Joseph Kennedy II (son of Robert F. Kennedy and Ethel Skakel)
Among the younger Kennedys, one of the thickest political resumes belongs to Joseph Kennedy II, who served 12 years representing Massachusetts in Congress. However, he ended a gubernatorial bid in 1997 in part because of a variety of family scandals. Despite his retreat from the political scene, he is often mentioned as a possible candidate to succeed his uncle Ted in the Senate and has $2 million in leftover campaign funds should he choose to mount such an effort. According to Adam Clymer, a biographer of Ted Kennedy, Joseph has an "outside chance" of securing the seat if he so chose, but, like Caroline in New York, is no sure thing. "There are certainly other [candidates]" Clymer said. "He wouldn't have a free ride." Indeed, Ted's wife, Vicki, is also a possible replacement and reportedly her husband's personal pick for successor. Political viability: Scandal-marred but not out.

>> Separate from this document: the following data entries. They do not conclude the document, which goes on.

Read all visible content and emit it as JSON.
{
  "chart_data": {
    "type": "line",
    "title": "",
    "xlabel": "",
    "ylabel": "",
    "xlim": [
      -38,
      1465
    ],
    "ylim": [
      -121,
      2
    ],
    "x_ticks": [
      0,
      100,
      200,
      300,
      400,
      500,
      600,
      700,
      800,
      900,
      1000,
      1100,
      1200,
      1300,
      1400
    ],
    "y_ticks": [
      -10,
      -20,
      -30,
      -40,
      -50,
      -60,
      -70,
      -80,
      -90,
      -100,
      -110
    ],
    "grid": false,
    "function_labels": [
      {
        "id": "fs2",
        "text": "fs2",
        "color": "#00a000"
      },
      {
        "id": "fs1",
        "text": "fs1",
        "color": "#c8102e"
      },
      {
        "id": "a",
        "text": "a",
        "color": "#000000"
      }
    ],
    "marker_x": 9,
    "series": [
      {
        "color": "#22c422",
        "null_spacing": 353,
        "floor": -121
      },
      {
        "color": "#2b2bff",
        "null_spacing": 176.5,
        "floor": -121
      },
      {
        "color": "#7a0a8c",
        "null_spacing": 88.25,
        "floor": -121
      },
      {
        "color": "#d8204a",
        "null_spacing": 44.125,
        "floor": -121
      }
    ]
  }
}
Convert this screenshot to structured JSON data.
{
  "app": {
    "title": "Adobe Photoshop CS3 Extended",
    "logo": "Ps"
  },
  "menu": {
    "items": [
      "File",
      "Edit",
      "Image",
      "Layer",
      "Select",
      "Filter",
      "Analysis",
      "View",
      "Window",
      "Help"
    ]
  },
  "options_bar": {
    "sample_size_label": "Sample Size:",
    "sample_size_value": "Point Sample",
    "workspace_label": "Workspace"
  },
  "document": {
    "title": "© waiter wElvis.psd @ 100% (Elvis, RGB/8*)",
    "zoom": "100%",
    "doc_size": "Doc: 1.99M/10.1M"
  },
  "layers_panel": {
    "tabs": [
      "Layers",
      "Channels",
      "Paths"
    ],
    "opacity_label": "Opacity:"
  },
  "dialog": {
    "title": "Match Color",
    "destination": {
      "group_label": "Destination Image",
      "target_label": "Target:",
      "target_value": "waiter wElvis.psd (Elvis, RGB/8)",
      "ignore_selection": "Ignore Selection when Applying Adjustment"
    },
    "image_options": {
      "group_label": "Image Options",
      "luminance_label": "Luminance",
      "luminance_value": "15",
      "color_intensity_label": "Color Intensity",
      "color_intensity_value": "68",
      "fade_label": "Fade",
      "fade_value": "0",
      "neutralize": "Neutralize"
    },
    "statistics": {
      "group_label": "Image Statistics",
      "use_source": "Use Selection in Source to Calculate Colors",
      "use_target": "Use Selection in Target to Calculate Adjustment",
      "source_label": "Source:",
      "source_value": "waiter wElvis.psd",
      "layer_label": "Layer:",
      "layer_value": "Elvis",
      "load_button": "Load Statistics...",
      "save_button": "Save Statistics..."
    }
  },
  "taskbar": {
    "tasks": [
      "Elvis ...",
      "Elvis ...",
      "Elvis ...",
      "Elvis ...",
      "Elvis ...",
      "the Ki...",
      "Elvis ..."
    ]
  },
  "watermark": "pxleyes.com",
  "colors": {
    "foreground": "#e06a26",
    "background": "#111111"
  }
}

Rep. Patrick Kennedy (son of Ted Kennedy and Virginia Joan Kennedy)
Despite being only 41 years old, Rep. Patrick Kennedy of Rhode Island has held elected office for more than 20 years, starting as a state assembly member in 1988. However, he may have flambéed his prospects for something greater after he pleaded guilty in 2006 to driving under the influence of prescription drugs and entered a treatment program for addiction. Then again, his dad survived far great scandals and is still in the Senate. Political viability: Also scandal-marred but not out.
Max Kennedy (son of Robert F. Kennedy and Ethel Skakel)
Max Kennedy considered running for Congress in Massachusetts in 2001 to succeed the late Rep. Joe Moakley and was even viewed as a frontrunner, but pulled out before his campaign got off the ground. Since then, he volunteered for John Kerry in 2004 and Barack Obama in 2008, but focused on his writing career instead of a political path. His book, Danger's Hour, a historical look at kamikaze fighters during World War II, came out last fall. Political viability: Not awful.
Kathleen Kennedy Townsend (daughter of Robert F. Kennedy and Ethel Skakel)
Not much has been heard from Kennedy Townsend, the former Maryland lieutenant governor, since she lost her 2002 bid for governor. Considering that her opponent, Robert Ehrlich, was the only Republican to win the governorship of Maryland in nearly 40 years, perhaps she’s better off laying low for a while. Political viability: Toast.
Benjamin Sarlin is a reporter for The Daily Beast. He previously covered New York City politics for The New York Sun and has worked for talkingpointsmemo.com.